_Work request_
Copy the records below exactly, leaving out every picture.

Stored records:
┄┄┄┄┄┄┄┄┄┄

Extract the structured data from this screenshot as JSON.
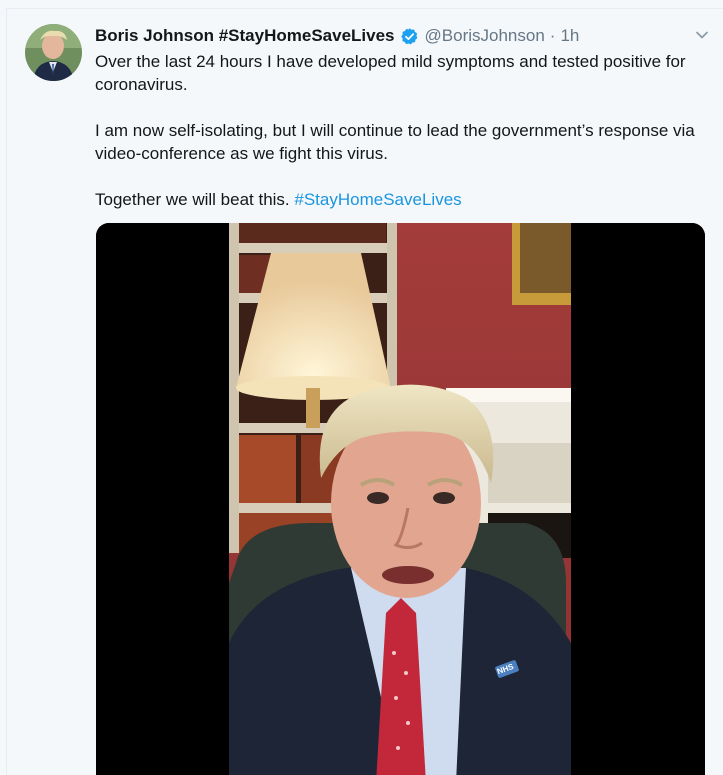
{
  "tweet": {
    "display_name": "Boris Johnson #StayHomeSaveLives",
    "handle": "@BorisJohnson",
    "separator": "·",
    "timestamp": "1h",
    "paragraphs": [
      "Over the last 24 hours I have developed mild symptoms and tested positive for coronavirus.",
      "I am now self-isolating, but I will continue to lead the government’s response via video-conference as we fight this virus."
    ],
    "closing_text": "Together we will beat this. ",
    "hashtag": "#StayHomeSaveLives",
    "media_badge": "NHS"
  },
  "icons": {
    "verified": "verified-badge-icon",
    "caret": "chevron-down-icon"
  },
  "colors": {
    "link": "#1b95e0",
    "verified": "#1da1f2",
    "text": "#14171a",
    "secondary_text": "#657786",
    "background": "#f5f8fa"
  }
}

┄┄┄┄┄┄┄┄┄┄

_Result of this task_
Extract the structured data from this screenshot as JSON.
{
  "tweet": {
    "display_name": "Boris Johnson #StayHomeSaveLives",
    "handle": "@BorisJohnson",
    "separator": "·",
    "timestamp": "1h",
    "paragraphs": [
      "Over the last 24 hours I have developed mild symptoms and tested positive for coronavirus.",
      "I am now self-isolating, but I will continue to lead the government’s response via video-conference as we fight this virus."
    ],
    "closing_text": "Together we will beat this. ",
    "hashtag": "#StayHomeSaveLives",
    "media_badge": "NHS"
  },
  "icons": {
    "verified": "verified-badge-icon",
    "caret": "chevron-down-icon"
  },
  "colors": {
    "link": "#1b95e0",
    "verified": "#1da1f2",
    "text": "#14171a",
    "secondary_text": "#657786",
    "background": "#f5f8fa"
  }
}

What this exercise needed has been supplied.